Cabbage whitefly isn’t easily controlled with chemical pesticides. I’m not worried, though, because the level of damage doesn’t warrant my lifting a finger against them.

If some control is needed before the season ends, sprays of either insecticidal soap or horticultural oils are effective — and won’t disrupt the whiteflies’ natural insect and fungal enemies, of which there are plenty. Cleaning up the bed at the end of the season also helps, for next year. Yellow-colored cards coated with something sticky, like Tangletrap, also could offer some control. For now, though, I’m just watching them flit about each time I draw near.

Peach Harvest

The peach crop got harvested a few days ago, all two of them. The tree is small, but not that small; it could have supported a couple of gallons of peaches.
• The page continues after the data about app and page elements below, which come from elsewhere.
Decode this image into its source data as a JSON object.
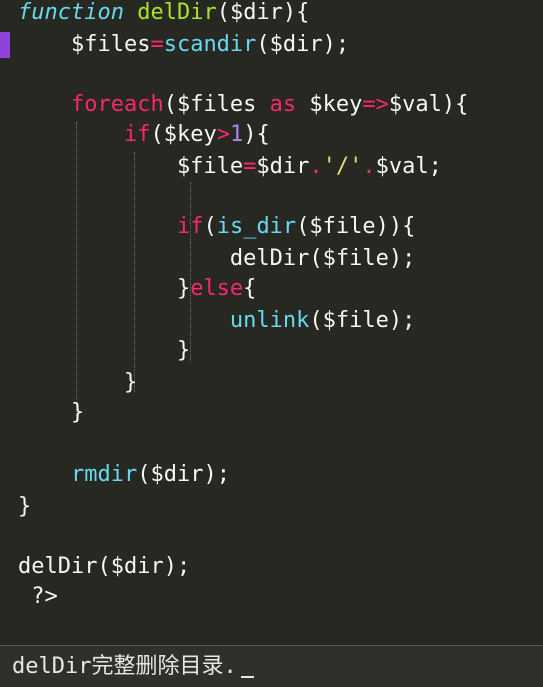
{
  "editor": {
    "lines": [
      {
        "tokens": [
          {
            "t": "function",
            "c": "kw"
          },
          {
            "t": " ",
            "c": "plain"
          },
          {
            "t": "delDir",
            "c": "fn"
          },
          {
            "t": "($dir){",
            "c": "plain"
          }
        ]
      },
      {
        "tokens": [
          {
            "t": "    $files",
            "c": "plain"
          },
          {
            "t": "=",
            "c": "op"
          },
          {
            "t": "scandir",
            "c": "call"
          },
          {
            "t": "($dir);",
            "c": "plain"
          }
        ]
      },
      {
        "tokens": []
      },
      {
        "tokens": [
          {
            "t": "    ",
            "c": "plain"
          },
          {
            "t": "foreach",
            "c": "ctl"
          },
          {
            "t": "($files ",
            "c": "plain"
          },
          {
            "t": "as",
            "c": "ctl"
          },
          {
            "t": " $key",
            "c": "plain"
          },
          {
            "t": "=>",
            "c": "op"
          },
          {
            "t": "$val){",
            "c": "plain"
          }
        ]
      },
      {
        "tokens": [
          {
            "t": "        ",
            "c": "plain"
          },
          {
            "t": "if",
            "c": "ctl"
          },
          {
            "t": "($key",
            "c": "plain"
          },
          {
            "t": ">",
            "c": "op"
          },
          {
            "t": "1",
            "c": "num"
          },
          {
            "t": "){",
            "c": "plain"
          }
        ]
      },
      {
        "tokens": [
          {
            "t": "            $file",
            "c": "plain"
          },
          {
            "t": "=",
            "c": "op"
          },
          {
            "t": "$dir",
            "c": "plain"
          },
          {
            "t": ".",
            "c": "op"
          },
          {
            "t": "'/'",
            "c": "str"
          },
          {
            "t": ".",
            "c": "op"
          },
          {
            "t": "$val;",
            "c": "plain"
          }
        ]
      },
      {
        "tokens": []
      },
      {
        "tokens": [
          {
            "t": "            ",
            "c": "plain"
          },
          {
            "t": "if",
            "c": "ctl"
          },
          {
            "t": "(",
            "c": "plain"
          },
          {
            "t": "is_dir",
            "c": "call"
          },
          {
            "t": "($file)){",
            "c": "plain"
          }
        ]
      },
      {
        "tokens": [
          {
            "t": "                delDir($file);",
            "c": "plain"
          }
        ]
      },
      {
        "tokens": [
          {
            "t": "            }",
            "c": "plain"
          },
          {
            "t": "else",
            "c": "ctl"
          },
          {
            "t": "{",
            "c": "plain"
          }
        ]
      },
      {
        "tokens": [
          {
            "t": "                ",
            "c": "plain"
          },
          {
            "t": "unlink",
            "c": "call"
          },
          {
            "t": "($file);",
            "c": "plain"
          }
        ]
      },
      {
        "tokens": [
          {
            "t": "            }",
            "c": "plain"
          }
        ]
      },
      {
        "tokens": [
          {
            "t": "        }",
            "c": "plain"
          }
        ]
      },
      {
        "tokens": [
          {
            "t": "    }",
            "c": "plain"
          }
        ]
      },
      {
        "tokens": []
      },
      {
        "tokens": [
          {
            "t": "    ",
            "c": "plain"
          },
          {
            "t": "rmdir",
            "c": "call"
          },
          {
            "t": "($dir);",
            "c": "plain"
          }
        ]
      },
      {
        "tokens": [
          {
            "t": "}",
            "c": "plain"
          }
        ]
      },
      {
        "tokens": []
      },
      {
        "tokens": [
          {
            "t": "delDir($dir);",
            "c": "plain"
          }
        ]
      },
      {
        "tokens": [
          {
            "t": " ?>",
            "c": "plain"
          }
        ]
      }
    ]
  },
  "status": {
    "caption": "delDir完整删除目录."
  },
  "colors": {
    "background": "#272822",
    "keyword": "#66d9ef",
    "function_name": "#a6e22e",
    "control": "#f92672",
    "string": "#e6db74",
    "number": "#ae81ff",
    "text": "#f8f8f2",
    "gutter_marker": "#8e44d8"
  }
}
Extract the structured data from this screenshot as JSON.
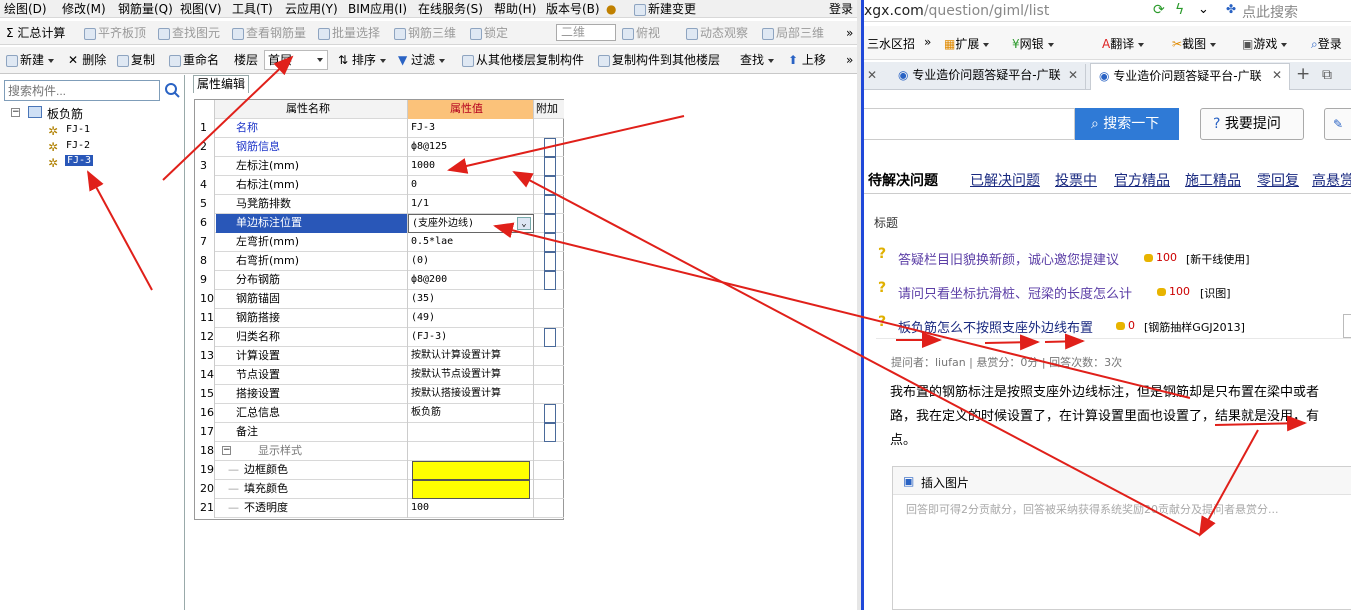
{
  "menu": {
    "items": [
      "绘图(D)",
      "修改(M)",
      "钢筋量(Q)",
      "视图(V)",
      "工具(T)",
      "云应用(Y)",
      "BIM应用(I)",
      "在线服务(S)",
      "帮助(H)",
      "版本号(B)",
      "新建变更"
    ],
    "login": "登录"
  },
  "toolbar1": {
    "summary": "Σ 汇总计算",
    "flat": "平齐板顶",
    "find": "查找图元",
    "view_rebar": "查看钢筋量",
    "batch": "批量选择",
    "rebar3d": "钢筋三维",
    "lock": "锁定",
    "view2d": "二维",
    "top_view": "俯视",
    "dynamic": "动态观察",
    "local3d": "局部三维",
    "more": "»"
  },
  "toolbar2": {
    "new": "新建",
    "delete": "删除",
    "copy": "复制",
    "rename": "重命名",
    "floor_label": "楼层",
    "floor_value": "首层",
    "sort": "排序",
    "filter": "过滤",
    "copy_from": "从其他楼层复制构件",
    "copy_to": "复制构件到其他楼层",
    "find": "查找",
    "up": "上移",
    "more": "»"
  },
  "left_panel": {
    "search_placeholder": "搜索构件...",
    "root": "板负筋",
    "items": [
      "FJ-1",
      "FJ-2",
      "FJ-3"
    ]
  },
  "property_tab": "属性编辑",
  "grid": {
    "headers": {
      "num": "",
      "name": "属性名称",
      "value": "属性值",
      "extra": "附加"
    },
    "rows": [
      {
        "n": "1",
        "name": "名称",
        "value": "FJ-3"
      },
      {
        "n": "2",
        "name": "钢筋信息",
        "value": "ф8@125"
      },
      {
        "n": "3",
        "name": "左标注(mm)",
        "value": "1000"
      },
      {
        "n": "4",
        "name": "右标注(mm)",
        "value": "0"
      },
      {
        "n": "5",
        "name": "马凳筋排数",
        "value": "1/1"
      },
      {
        "n": "6",
        "name": "单边标注位置",
        "value": "(支座外边线)"
      },
      {
        "n": "7",
        "name": "左弯折(mm)",
        "value": "0.5*lae"
      },
      {
        "n": "8",
        "name": "右弯折(mm)",
        "value": "(0)"
      },
      {
        "n": "9",
        "name": "分布钢筋",
        "value": "ф8@200"
      },
      {
        "n": "10",
        "name": "钢筋锚固",
        "value": "(35)"
      },
      {
        "n": "11",
        "name": "钢筋搭接",
        "value": "(49)"
      },
      {
        "n": "12",
        "name": "归类名称",
        "value": "(FJ-3)"
      },
      {
        "n": "13",
        "name": "计算设置",
        "value": "按默认计算设置计算"
      },
      {
        "n": "14",
        "name": "节点设置",
        "value": "按默认节点设置计算"
      },
      {
        "n": "15",
        "name": "搭接设置",
        "value": "按默认搭接设置计算"
      },
      {
        "n": "16",
        "name": "汇总信息",
        "value": "板负筋"
      },
      {
        "n": "17",
        "name": "备注",
        "value": ""
      },
      {
        "n": "18",
        "name": "显示样式",
        "value": ""
      },
      {
        "n": "19",
        "name": "边框颜色",
        "value": ""
      },
      {
        "n": "20",
        "name": "填充颜色",
        "value": ""
      },
      {
        "n": "21",
        "name": "不透明度",
        "value": "100"
      }
    ]
  },
  "browser": {
    "url_host": "xgx.com",
    "url_path": "/question/giml/list",
    "search_placeholder": "点此搜索",
    "bookmarks": [
      "三水区招",
      "»",
      "扩展",
      "网银",
      "翻译",
      "截图",
      "游戏",
      "登录"
    ],
    "tabs": [
      "专业造价问题答疑平台-广联",
      "专业造价问题答疑平台-广联"
    ],
    "search_btn": "搜索一下",
    "ask_btn": "我要提问",
    "nav": [
      "待解决问题",
      "已解决问题",
      "投票中",
      "官方精品",
      "施工精品",
      "零回复",
      "高悬赏"
    ],
    "col_title": "标题",
    "questions": [
      {
        "title": "答疑栏目旧貌换新颜，诚心邀您提建议",
        "score": "100",
        "tag": "[新干线使用]"
      },
      {
        "title": "请问只看坐标抗滑桩、冠梁的长度怎么计",
        "score": "100",
        "tag": "[识图]"
      },
      {
        "title": "板负筋怎么不按照支座外边线布置",
        "score": "0",
        "tag": "[钢筋抽样GGJ2013]"
      }
    ],
    "meta": "提问者：liufan  |  悬赏分：0分  |  回答次数：3次",
    "body_line1": "我布置的钢筋标注是按照支座外边线标注，但是钢筋却是只布置在梁中或者",
    "body_line2": "路，我在定义的时候设置了，在计算设置里面也设置了，结果就是没用，有",
    "body_line3": "点。",
    "insert_image": "插入图片",
    "answer_placeholder": "回答即可得2分贡献分，回答被采纳获得系统奖励20贡献分及提问者悬赏分..."
  },
  "colors": {
    "accent": "#1f48d9",
    "annotation": "#e0201a",
    "highlight": "#ffff00"
  }
}
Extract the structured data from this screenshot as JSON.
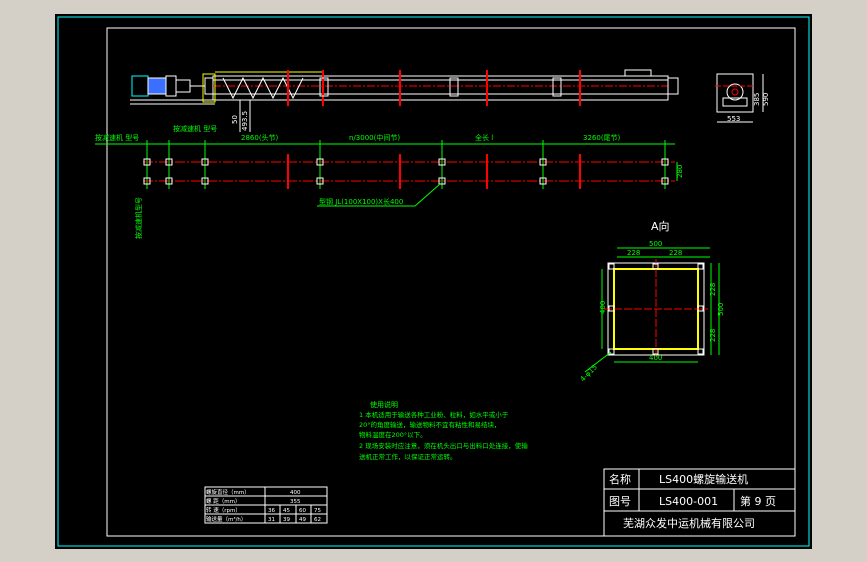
{
  "title_block": {
    "name_label": "名称",
    "name_value": "LS400螺旋输送机",
    "drawing_no_label": "图号",
    "drawing_no_value": "LS400-001",
    "page_label": "第 9 页",
    "company": "芜湖众发中运机械有限公司"
  },
  "labels": {
    "view_a": "A向",
    "drive_model_1": "按减速机 型号",
    "drive_model_2": "按减速机 型号",
    "drive_model_v": "按减速机型号",
    "seg_head": "2860(头节)",
    "seg_mid": "n/3000(中间节)",
    "seg_len": "全长 l",
    "seg_tail": "3260(尾节)",
    "dim_280": "280",
    "steel": "型钢 JL(100X100)X长400",
    "dim_50": "50",
    "dim_493": "493.5",
    "side_dim": "553",
    "side_h": "590",
    "side_h2": "385",
    "hole_note": "4-φ15"
  },
  "detail": {
    "w500": "500",
    "w228a": "228",
    "w228b": "228",
    "h400": "400",
    "h228a": "228",
    "h228b": "228",
    "b400": "400",
    "h500": "500"
  },
  "notes": {
    "title": "使用说明",
    "line1": "1  本机适用于输送各种工业粉、粒料，如水平或小于",
    "line2": "20°的角度输送，输送物料不宜有粘性和易结块，",
    "line3": "物料温度在200°以下。",
    "line4": "2  现场安装时应注意，须在机头出口与出料口处连接，使输",
    "line5": "送机正常工作，以保证正常运转。"
  },
  "spec_table": {
    "headers": [
      "螺旋直径（mm）",
      "螺    距（mm）",
      "转    速（rpm）",
      "输送量（m³/h）"
    ],
    "col1": [
      "400",
      "355"
    ],
    "speeds": [
      "36",
      "45",
      "60",
      "75"
    ],
    "capacities": [
      "31",
      "39",
      "49",
      "62"
    ]
  },
  "colors": {
    "line_white": "#ffffff",
    "line_yellow": "#ffff00",
    "line_red": "#ff0000",
    "line_green": "#00ff00",
    "line_cyan": "#00ffff",
    "line_blue": "#3b6fff"
  }
}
This was a good season for peaches. Unfortunately, my farmden is not a good site for fruit. Insect pests can move in from the woods only 50 feet from the trees, and the low lying ground acts like a basin into which cold air can collect. That cold air brings late frosts (not this year), and moister air in which fungal diseases fester. Those are my excuses for my two-peach harvest.

On the other hand, my investment in the tree has been minimal. The tree grew from a peach pit. Sow an apple seed and the tree might take 10 years before it yields its first fruit. And then, after that long wait, the chance of that fruit tasting good is only about one in 10,000.Sprouting peach pit

Sow a peach seed, and the tree might bear in 4 years. The fruit on that tree is likely to taste quite good, perhaps great. Peaches are self-pollinating, so there’s no foreign genes introduced into the resulting pit. Not so for apples, which don’t bear fruit unless pollinated by a different variety.

My peaches, by the way, tasted great. And, with gracefully drooping leaves that retain their shiny green color all season long, the tree is very attractive. I am hoping for a larger crop next year.

Ladybugs to the Rescue

Aha. Checked back with the whiteflies on the Brussels sprouts, and what do I see? Some ladybugs dining, moving up and down the leaves. The young larvae are likewise at work along with their parents.Ladybug on cabbage leaf

(The “lady” in ladybug is, by the way, the virgin Mary. The German word for them, Marienkafer, translates also as Marybeetle.)

Among the many species of ladybug, all in the family Coccinellidae, are some that specialize in devouring mites, others specialize in mildews, still others on mealybugs (I mentioned last week purchasing and using them for fig mealybugs), some for scale insects, and so on. Some members of the family feed on plants: squash beetles and Mexican bean beetles, for instance.

I don’t know which species of ladybug is at work on my Brussels sprouts, but I’m happy to have them.

Cabbage whitefly & ladybug larvae

Cabbage whitefly & ladybug larvae